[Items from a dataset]
::::::
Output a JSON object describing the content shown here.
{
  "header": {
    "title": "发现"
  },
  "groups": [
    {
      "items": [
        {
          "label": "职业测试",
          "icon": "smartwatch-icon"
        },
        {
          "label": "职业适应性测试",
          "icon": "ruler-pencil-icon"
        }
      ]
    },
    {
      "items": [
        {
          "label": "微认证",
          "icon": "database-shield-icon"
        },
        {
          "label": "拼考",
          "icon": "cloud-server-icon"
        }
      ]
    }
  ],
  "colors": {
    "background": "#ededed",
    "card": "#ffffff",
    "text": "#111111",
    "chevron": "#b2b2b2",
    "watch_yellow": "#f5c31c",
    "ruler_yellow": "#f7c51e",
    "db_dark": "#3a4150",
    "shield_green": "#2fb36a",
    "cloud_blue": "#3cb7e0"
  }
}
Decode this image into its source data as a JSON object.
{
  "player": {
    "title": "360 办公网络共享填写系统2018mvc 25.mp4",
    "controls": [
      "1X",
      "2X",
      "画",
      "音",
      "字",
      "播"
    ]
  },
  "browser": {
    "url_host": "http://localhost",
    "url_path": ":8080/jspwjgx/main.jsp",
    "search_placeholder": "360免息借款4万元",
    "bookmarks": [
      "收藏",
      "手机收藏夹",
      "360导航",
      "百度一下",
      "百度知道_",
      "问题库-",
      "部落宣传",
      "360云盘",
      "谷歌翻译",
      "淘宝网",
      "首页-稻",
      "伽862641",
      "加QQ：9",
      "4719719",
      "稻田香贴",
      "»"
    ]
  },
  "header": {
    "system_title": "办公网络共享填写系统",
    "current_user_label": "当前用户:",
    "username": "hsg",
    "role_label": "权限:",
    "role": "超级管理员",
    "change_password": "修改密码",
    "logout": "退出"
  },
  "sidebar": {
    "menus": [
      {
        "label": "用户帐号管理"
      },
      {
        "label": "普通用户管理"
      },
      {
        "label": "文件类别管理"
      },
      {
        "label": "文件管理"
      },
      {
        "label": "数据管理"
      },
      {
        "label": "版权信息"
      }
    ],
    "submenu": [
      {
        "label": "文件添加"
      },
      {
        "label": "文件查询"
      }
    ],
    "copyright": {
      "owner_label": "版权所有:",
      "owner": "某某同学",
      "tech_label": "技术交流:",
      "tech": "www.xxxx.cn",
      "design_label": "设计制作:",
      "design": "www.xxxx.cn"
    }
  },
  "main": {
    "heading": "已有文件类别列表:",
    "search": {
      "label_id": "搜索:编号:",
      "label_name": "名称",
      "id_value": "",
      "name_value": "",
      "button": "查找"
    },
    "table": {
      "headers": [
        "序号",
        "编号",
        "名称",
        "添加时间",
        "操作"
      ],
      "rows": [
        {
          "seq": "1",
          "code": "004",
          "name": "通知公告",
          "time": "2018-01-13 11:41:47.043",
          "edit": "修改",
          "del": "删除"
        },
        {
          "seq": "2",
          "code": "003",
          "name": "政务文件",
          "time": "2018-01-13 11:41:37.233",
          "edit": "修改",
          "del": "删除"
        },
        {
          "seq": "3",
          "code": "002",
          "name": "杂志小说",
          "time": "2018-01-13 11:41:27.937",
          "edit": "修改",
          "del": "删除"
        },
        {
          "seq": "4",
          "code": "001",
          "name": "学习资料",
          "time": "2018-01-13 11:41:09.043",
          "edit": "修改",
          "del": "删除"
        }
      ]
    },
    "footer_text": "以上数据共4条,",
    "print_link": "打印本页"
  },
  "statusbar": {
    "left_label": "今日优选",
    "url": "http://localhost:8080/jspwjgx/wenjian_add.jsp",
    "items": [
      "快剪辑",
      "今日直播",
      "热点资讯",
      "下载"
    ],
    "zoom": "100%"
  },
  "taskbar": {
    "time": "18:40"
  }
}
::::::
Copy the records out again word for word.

Output a JSON object describing the content shown here.
{
  "header": {
    "title": "发现"
  },
  "groups": [
    {
      "items": [
        {
          "label": "职业测试",
          "icon": "smartwatch-icon"
        },
        {
          "label": "职业适应性测试",
          "icon": "ruler-pencil-icon"
        }
      ]
    },
    {
      "items": [
        {
          "label": "微认证",
          "icon": "database-shield-icon"
        },
        {
          "label": "拼考",
          "icon": "cloud-server-icon"
        }
      ]
    }
  ],
  "colors": {
    "background": "#ededed",
    "card": "#ffffff",
    "text": "#111111",
    "chevron": "#b2b2b2",
    "watch_yellow": "#f5c31c",
    "ruler_yellow": "#f7c51e",
    "db_dark": "#3a4150",
    "shield_green": "#2fb36a",
    "cloud_blue": "#3cb7e0"
  }
}
Decode this image into its source data as a JSON object.
{
  "player": {
    "title": "360 办公网络共享填写系统2018mvc 25.mp4",
    "controls": [
      "1X",
      "2X",
      "画",
      "音",
      "字",
      "播"
    ]
  },
  "browser": {
    "url_host": "http://localhost",
    "url_path": ":8080/jspwjgx/main.jsp",
    "search_placeholder": "360免息借款4万元",
    "bookmarks": [
      "收藏",
      "手机收藏夹",
      "360导航",
      "百度一下",
      "百度知道_",
      "问题库-",
      "部落宣传",
      "360云盘",
      "谷歌翻译",
      "淘宝网",
      "首页-稻",
      "伽862641",
      "加QQ：9",
      "4719719",
      "稻田香贴",
      "»"
    ]
  },
  "header": {
    "system_title": "办公网络共享填写系统",
    "current_user_label": "当前用户:",
    "username": "hsg",
    "role_label": "权限:",
    "role": "超级管理员",
    "change_password": "修改密码",
    "logout": "退出"
  },
  "sidebar": {
    "menus": [
      {
        "label": "用户帐号管理"
      },
      {
        "label": "普通用户管理"
      },
      {
        "label": "文件类别管理"
      },
      {
        "label": "文件管理"
      },
      {
        "label": "数据管理"
      },
      {
        "label": "版权信息"
      }
    ],
    "submenu": [
      {
        "label": "文件添加"
      },
      {
        "label": "文件查询"
      }
    ],
    "copyright": {
      "owner_label": "版权所有:",
      "owner": "某某同学",
      "tech_label": "技术交流:",
      "tech": "www.xxxx.cn",
      "design_label": "设计制作:",
      "design": "www.xxxx.cn"
    }
  },
  "main": {
    "heading": "已有文件类别列表:",
    "search": {
      "label_id": "搜索:编号:",
      "label_name": "名称",
      "id_value": "",
      "name_value": "",
      "button": "查找"
    },
    "table": {
      "headers": [
        "序号",
        "编号",
        "名称",
        "添加时间",
        "操作"
      ],
      "rows": [
        {
          "seq": "1",
          "code": "004",
          "name": "通知公告",
          "time": "2018-01-13 11:41:47.043",
          "edit": "修改",
          "del": "删除"
        },
        {
          "seq": "2",
          "code": "003",
          "name": "政务文件",
          "time": "2018-01-13 11:41:37.233",
          "edit": "修改",
          "del": "删除"
        },
        {
          "seq": "3",
          "code": "002",
          "name": "杂志小说",
          "time": "2018-01-13 11:41:27.937",
          "edit": "修改",
          "del": "删除"
        },
        {
          "seq": "4",
          "code": "001",
          "name": "学习资料",
          "time": "2018-01-13 11:41:09.043",
          "edit": "修改",
          "del": "删除"
        }
      ]
    },
    "footer_text": "以上数据共4条,",
    "print_link": "打印本页"
  },
  "statusbar": {
    "left_label": "今日优选",
    "url": "http://localhost:8080/jspwjgx/wenjian_add.jsp",
    "items": [
      "快剪辑",
      "今日直播",
      "热点资讯",
      "下载"
    ],
    "zoom": "100%"
  },
  "taskbar": {
    "time": "18:40"
  }
}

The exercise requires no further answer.